August 25th, 2013 by admin
In a response to a class action complaint filed in multi-district litigation, search engine giant Google has showed its arrogance by saying people can’t expect privacy when sending a message to a Gmail address.
Google’s brief said: “Just as a sender of a letter to a business colleague cannot be surprised that the recipient’s assistant opens the letter, people who use web-based email today cannot be surprised if their emails are processed by the recipient’s [email provider] in the course of delivery. Indeed, ‘a person has no legitimate expectation of privacy in information he voluntarily turns over to third parties.”
People who care about their email correspondents’ privacy should not use the Internet giant’s service, Consumer Watchdog said. “Google has finally admitted they don’t respect privacy,” said John M. Simpson, Consumer Watchdog’s Privacy Project director. “People should take them at their word; if you care about your email correspondents’ privacy don’t use Gmail.”

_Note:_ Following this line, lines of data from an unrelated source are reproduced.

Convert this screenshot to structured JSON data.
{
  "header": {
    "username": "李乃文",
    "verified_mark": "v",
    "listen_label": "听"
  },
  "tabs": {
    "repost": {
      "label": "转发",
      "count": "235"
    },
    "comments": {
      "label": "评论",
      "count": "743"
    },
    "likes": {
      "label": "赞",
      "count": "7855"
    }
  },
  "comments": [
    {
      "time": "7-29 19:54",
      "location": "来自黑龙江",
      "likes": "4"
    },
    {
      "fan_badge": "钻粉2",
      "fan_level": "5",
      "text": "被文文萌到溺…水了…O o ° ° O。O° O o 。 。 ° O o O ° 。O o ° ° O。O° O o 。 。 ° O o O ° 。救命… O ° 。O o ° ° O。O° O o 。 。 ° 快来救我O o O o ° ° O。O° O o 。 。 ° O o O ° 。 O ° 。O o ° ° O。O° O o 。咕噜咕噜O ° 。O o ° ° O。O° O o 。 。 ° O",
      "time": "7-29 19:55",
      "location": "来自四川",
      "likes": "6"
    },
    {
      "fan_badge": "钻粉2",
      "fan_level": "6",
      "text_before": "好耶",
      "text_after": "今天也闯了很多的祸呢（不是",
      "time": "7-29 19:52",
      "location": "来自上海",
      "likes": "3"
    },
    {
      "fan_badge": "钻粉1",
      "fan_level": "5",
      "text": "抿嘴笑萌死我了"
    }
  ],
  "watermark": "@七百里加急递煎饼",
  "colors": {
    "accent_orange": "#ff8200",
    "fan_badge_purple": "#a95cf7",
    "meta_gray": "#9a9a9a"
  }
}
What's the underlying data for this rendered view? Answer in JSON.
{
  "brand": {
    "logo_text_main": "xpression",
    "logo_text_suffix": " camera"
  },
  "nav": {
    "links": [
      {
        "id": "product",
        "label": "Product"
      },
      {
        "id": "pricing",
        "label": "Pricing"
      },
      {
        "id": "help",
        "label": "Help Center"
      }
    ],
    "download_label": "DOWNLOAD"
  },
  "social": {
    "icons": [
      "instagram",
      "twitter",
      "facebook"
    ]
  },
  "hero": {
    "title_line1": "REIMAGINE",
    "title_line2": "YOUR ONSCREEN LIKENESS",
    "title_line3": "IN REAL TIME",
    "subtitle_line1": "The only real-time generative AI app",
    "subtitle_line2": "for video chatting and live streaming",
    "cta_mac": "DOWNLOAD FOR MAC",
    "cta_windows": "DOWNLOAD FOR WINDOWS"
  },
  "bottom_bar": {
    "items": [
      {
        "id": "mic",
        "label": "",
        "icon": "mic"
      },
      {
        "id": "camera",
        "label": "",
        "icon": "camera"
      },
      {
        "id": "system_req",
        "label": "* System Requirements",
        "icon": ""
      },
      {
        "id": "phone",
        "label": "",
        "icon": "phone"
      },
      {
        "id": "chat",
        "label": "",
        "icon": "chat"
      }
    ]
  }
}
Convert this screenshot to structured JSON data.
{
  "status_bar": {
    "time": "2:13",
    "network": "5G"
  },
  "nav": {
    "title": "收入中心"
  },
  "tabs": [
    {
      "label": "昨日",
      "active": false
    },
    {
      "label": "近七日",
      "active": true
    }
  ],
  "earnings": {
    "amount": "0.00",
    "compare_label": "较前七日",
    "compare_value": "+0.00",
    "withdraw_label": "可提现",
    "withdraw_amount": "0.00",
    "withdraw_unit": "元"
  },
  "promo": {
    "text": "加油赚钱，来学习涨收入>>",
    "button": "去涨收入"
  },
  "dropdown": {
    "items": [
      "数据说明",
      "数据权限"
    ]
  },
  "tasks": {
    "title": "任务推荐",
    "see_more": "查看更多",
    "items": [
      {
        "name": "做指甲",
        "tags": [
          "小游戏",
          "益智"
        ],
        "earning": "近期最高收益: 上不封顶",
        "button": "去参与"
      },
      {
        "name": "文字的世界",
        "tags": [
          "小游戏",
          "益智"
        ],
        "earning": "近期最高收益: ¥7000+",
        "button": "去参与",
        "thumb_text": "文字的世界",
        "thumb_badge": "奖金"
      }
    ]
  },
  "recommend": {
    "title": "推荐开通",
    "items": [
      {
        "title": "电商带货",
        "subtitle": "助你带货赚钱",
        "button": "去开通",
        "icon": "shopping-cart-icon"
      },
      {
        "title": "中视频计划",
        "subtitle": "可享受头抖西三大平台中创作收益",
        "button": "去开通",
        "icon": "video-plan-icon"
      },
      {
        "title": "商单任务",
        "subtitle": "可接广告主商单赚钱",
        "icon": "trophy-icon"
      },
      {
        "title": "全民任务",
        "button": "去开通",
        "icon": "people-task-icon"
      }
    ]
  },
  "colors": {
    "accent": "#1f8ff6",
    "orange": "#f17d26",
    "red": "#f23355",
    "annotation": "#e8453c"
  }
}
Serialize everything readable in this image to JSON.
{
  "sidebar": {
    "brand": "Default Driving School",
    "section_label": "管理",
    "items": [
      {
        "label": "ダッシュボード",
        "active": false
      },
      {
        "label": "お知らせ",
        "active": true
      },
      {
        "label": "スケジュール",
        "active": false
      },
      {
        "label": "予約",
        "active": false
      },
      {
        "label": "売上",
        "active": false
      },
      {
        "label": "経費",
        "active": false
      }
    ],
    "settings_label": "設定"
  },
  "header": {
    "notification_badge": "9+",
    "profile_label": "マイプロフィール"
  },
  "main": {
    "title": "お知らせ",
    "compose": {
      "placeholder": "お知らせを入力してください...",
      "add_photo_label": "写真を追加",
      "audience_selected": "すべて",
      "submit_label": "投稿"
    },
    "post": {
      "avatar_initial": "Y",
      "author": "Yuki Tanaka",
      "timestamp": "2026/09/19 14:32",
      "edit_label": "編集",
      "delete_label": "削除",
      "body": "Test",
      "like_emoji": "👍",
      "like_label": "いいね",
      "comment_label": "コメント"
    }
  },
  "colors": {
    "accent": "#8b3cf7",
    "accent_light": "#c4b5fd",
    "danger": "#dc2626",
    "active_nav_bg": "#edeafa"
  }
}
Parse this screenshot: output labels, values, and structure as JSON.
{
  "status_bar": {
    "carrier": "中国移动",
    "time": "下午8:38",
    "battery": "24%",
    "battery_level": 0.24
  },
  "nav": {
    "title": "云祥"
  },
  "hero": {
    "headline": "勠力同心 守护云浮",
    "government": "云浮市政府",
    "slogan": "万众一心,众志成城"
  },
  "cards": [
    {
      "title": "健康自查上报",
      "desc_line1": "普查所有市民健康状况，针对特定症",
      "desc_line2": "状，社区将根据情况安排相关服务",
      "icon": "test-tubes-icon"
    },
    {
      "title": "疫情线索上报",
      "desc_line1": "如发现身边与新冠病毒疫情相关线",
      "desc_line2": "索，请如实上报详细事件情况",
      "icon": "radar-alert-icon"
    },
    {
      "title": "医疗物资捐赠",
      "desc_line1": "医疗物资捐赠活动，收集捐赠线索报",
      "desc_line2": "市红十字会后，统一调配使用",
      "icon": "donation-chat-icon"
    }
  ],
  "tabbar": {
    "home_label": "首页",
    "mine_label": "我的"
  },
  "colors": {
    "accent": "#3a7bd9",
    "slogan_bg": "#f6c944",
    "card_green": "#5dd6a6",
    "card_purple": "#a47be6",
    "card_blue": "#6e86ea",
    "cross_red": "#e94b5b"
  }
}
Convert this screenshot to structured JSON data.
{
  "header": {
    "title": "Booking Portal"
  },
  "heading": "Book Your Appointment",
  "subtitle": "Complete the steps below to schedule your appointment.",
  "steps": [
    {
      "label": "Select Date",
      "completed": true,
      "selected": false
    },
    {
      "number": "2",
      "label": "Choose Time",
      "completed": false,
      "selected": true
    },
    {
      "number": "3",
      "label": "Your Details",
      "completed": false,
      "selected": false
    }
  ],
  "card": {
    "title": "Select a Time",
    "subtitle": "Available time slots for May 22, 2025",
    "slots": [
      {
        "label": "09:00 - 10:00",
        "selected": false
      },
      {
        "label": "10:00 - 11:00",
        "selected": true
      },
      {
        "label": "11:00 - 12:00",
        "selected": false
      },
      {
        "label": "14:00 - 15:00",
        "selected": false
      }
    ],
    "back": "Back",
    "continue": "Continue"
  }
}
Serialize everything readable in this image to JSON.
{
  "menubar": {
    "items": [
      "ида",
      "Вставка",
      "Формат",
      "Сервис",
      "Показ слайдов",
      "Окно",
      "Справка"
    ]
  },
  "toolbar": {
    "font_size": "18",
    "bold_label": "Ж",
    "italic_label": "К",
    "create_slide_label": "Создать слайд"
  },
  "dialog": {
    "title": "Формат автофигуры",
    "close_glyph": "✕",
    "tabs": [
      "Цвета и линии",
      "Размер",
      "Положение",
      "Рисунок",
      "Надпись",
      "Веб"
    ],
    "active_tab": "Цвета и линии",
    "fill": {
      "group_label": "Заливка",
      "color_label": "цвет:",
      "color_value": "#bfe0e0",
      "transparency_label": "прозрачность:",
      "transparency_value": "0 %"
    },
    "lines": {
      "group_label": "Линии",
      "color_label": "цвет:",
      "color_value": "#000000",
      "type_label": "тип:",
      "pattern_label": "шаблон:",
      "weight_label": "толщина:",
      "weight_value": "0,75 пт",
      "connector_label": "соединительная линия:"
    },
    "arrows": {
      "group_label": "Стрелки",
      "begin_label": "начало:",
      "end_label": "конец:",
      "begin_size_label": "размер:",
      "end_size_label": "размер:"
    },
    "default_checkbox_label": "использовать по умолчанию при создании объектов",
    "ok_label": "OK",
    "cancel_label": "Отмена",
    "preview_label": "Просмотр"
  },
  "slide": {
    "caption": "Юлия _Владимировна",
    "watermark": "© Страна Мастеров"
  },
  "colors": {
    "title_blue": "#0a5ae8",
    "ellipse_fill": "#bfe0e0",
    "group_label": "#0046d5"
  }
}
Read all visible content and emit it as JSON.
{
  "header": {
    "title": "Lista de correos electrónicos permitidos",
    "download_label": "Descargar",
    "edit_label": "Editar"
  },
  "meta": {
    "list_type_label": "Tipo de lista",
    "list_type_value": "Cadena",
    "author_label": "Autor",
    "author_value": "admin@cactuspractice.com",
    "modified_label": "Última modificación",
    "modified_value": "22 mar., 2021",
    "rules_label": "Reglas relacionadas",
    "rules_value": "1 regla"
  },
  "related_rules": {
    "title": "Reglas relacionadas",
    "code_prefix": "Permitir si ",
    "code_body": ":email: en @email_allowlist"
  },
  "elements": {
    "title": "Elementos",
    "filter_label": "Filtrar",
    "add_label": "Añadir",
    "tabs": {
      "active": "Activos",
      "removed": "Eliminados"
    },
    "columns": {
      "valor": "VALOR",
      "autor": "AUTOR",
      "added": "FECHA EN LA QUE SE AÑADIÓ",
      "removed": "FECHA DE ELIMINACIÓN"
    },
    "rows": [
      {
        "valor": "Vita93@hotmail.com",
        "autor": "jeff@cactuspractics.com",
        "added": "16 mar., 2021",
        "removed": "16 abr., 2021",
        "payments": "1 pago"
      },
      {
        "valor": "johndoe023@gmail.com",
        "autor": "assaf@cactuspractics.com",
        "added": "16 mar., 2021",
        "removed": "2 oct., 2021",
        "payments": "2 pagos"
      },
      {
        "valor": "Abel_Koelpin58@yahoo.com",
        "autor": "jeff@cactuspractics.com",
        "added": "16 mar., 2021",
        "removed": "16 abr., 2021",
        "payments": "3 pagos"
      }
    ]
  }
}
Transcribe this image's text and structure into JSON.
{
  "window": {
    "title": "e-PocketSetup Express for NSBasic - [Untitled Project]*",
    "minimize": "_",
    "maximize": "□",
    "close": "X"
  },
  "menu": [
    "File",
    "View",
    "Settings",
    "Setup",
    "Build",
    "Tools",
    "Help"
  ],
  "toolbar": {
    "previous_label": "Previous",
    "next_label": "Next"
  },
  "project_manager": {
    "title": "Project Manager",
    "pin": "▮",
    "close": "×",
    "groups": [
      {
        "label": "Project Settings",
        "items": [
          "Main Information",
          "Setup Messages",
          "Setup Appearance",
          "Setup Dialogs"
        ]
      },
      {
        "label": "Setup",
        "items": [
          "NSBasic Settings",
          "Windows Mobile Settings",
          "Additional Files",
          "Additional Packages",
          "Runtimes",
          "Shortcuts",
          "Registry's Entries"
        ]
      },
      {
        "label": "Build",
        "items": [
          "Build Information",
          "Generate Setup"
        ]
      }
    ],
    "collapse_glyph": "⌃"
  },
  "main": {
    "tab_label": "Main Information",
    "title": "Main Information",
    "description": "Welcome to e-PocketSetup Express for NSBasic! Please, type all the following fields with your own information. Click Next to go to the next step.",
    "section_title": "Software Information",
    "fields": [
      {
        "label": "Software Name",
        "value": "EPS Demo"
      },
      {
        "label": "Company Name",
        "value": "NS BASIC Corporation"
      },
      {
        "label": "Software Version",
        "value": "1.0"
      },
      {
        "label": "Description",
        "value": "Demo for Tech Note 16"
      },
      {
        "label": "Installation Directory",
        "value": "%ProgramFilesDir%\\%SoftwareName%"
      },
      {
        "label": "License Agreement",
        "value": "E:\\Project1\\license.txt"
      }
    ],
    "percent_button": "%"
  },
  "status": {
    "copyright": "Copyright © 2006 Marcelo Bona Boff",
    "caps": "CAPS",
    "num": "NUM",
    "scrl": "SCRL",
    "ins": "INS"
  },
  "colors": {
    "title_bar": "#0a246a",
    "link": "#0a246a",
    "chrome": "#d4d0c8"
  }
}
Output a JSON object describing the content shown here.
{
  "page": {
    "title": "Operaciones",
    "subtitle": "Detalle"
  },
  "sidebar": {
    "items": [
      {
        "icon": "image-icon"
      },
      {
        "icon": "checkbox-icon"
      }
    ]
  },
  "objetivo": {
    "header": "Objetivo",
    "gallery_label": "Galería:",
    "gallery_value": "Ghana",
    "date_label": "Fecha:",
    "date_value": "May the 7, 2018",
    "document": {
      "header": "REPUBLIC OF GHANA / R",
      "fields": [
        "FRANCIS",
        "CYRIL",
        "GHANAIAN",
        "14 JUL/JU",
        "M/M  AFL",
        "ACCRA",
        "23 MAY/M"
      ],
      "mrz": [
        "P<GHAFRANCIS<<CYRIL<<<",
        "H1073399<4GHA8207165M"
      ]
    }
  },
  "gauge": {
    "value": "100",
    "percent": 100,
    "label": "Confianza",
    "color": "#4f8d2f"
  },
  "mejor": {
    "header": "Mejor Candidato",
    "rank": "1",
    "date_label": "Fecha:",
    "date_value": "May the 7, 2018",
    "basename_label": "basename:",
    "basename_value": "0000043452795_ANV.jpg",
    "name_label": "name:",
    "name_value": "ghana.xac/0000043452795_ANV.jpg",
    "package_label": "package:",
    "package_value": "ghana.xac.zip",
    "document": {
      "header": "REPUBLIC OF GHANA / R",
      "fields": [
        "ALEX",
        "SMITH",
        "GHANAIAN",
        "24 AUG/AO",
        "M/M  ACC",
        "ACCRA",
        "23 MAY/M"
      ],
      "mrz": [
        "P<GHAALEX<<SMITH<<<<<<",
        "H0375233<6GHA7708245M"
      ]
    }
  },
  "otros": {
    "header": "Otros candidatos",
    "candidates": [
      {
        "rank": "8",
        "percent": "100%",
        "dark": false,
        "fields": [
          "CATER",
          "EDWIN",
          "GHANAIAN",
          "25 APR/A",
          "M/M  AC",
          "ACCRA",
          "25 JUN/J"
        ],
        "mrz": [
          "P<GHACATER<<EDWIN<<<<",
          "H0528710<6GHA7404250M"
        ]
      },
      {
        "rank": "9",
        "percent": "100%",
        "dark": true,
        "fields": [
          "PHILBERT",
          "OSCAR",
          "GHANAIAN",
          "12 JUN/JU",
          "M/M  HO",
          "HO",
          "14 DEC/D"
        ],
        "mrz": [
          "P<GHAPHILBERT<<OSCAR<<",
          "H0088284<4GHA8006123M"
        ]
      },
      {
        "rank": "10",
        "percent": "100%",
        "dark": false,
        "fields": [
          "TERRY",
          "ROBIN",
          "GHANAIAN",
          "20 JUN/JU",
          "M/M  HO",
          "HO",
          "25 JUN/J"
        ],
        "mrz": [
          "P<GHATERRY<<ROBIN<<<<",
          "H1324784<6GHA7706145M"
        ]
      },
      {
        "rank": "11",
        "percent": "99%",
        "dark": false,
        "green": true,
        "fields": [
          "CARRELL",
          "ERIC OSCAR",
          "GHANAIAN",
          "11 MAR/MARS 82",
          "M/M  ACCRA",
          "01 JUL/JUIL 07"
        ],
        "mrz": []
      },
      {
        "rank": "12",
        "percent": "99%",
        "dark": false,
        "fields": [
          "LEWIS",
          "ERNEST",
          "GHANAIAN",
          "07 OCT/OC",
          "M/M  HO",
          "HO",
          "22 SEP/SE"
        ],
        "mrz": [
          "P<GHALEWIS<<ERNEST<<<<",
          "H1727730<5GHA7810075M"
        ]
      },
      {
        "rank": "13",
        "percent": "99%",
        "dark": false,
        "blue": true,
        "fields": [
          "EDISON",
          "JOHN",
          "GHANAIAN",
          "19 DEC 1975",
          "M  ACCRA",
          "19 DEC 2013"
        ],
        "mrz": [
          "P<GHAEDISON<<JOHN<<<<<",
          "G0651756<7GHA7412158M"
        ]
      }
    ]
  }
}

“Google’s brief uses a wrong-headed analogy; sending an email is like giving a letter to the Post Office,” said Simpson. “I expect the Post Office to deliver the letter based on the address written on the envelope. I don’t expect the mail carrier to open my letter and read it. Similarly when I send an email, I expect it to be delivered to the intended recipient with a Gmail account based on the email address; why would I expect its content will be intercepted by Google and read?”